Anyone For The Software Of The Month Club?

Direct mail-order sales forever changed the economics of the PC market. Now, a group of big computer companies including IBM, DEC, and Hewlett-Packard expects to do the same for software. The group has developed a standard way of distributing applications programs via compact disk, read-only memory (CD-ROM) and has signed such PC software producers as Microsoft and Software Publishing. By putting their programs and documentation on a single compact disk, they can do away with all the individual packages and the middlemen who now distribute them.

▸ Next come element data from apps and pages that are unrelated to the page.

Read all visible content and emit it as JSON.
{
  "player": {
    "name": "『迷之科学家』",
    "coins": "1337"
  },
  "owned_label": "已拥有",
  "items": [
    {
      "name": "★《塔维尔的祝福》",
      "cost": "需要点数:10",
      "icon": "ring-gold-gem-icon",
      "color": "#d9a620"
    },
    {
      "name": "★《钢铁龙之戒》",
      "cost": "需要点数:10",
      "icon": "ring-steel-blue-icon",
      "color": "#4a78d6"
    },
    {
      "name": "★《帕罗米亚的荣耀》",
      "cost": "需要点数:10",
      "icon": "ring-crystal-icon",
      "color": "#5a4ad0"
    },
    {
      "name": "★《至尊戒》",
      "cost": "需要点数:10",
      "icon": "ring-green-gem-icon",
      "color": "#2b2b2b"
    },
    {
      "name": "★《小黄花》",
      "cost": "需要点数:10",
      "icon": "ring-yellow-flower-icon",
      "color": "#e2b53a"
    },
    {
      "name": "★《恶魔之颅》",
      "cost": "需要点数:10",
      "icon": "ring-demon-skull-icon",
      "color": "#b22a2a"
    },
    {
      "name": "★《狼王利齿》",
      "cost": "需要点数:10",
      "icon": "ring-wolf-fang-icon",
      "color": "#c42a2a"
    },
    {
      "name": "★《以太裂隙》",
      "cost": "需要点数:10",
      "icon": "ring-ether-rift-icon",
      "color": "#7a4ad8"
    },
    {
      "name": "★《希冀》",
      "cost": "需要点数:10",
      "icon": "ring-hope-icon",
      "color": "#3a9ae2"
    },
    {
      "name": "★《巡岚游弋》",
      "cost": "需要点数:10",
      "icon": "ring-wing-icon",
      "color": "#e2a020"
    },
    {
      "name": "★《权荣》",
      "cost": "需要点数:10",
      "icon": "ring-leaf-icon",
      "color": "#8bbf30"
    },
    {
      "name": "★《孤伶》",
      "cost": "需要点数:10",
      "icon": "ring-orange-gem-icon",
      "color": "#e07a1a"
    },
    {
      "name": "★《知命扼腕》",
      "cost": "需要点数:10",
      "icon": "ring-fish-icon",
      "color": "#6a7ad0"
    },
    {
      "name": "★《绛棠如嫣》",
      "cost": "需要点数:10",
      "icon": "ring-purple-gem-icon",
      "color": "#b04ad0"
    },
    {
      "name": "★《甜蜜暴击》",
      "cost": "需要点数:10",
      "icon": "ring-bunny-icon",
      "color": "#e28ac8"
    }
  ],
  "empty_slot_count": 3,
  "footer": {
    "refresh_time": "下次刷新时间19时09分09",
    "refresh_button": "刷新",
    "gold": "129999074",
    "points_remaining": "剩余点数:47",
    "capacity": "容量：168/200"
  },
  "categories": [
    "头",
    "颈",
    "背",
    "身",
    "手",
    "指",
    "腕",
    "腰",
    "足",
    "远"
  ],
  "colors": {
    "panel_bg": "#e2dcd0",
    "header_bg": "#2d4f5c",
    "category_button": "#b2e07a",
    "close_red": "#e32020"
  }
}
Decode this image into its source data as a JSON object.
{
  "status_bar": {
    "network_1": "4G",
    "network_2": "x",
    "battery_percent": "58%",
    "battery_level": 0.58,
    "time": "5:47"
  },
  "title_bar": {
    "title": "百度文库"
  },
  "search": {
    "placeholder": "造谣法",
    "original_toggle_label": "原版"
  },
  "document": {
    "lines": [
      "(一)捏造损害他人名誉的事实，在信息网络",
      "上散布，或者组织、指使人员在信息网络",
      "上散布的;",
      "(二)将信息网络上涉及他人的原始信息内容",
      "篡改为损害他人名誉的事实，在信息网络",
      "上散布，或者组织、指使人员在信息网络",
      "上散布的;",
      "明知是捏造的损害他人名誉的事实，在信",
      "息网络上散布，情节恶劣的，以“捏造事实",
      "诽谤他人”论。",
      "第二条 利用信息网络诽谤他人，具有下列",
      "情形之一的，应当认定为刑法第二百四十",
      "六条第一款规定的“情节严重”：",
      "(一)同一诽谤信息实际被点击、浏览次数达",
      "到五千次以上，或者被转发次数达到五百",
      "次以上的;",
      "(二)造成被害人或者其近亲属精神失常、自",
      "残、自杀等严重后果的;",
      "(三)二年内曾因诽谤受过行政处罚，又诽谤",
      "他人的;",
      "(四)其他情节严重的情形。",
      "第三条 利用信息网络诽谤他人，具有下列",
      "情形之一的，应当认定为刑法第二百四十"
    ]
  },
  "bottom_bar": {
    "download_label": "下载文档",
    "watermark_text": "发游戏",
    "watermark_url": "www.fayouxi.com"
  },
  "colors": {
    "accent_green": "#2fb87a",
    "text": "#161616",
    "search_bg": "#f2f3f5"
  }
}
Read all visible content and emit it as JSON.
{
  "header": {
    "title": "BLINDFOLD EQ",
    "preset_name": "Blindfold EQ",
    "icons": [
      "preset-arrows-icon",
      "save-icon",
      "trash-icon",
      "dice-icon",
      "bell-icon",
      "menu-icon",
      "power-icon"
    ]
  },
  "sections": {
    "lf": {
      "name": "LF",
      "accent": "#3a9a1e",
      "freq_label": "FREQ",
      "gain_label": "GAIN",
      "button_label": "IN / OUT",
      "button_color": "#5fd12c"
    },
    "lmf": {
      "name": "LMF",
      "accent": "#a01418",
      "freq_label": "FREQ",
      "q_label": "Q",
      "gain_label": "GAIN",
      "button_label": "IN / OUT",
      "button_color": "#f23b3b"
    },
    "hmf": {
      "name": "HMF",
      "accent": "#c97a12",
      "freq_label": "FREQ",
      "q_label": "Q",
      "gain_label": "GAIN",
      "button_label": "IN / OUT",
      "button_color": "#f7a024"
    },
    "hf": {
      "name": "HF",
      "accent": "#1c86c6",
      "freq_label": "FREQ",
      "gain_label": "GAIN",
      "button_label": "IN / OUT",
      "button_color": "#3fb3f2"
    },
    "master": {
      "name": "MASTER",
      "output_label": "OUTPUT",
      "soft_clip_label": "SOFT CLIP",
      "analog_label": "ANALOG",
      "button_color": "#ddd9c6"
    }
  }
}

Digital Equipment Corp. is testing a monthly subscription program that distributes the disks with popular software titles such as Lotus 1-2-3. Corporate customers can transfer one or hundreds of copies of each program to PCs on their networks. A base records each transfer for billing purposes. When DEC's program becomes available on Jan. 1, the company expects to have an electronic billing service that can dial into a customer's computer, read which programs are installed, and then create a bill for those that were copied.

    Before it's here, it's on the Bloomberg Terminal.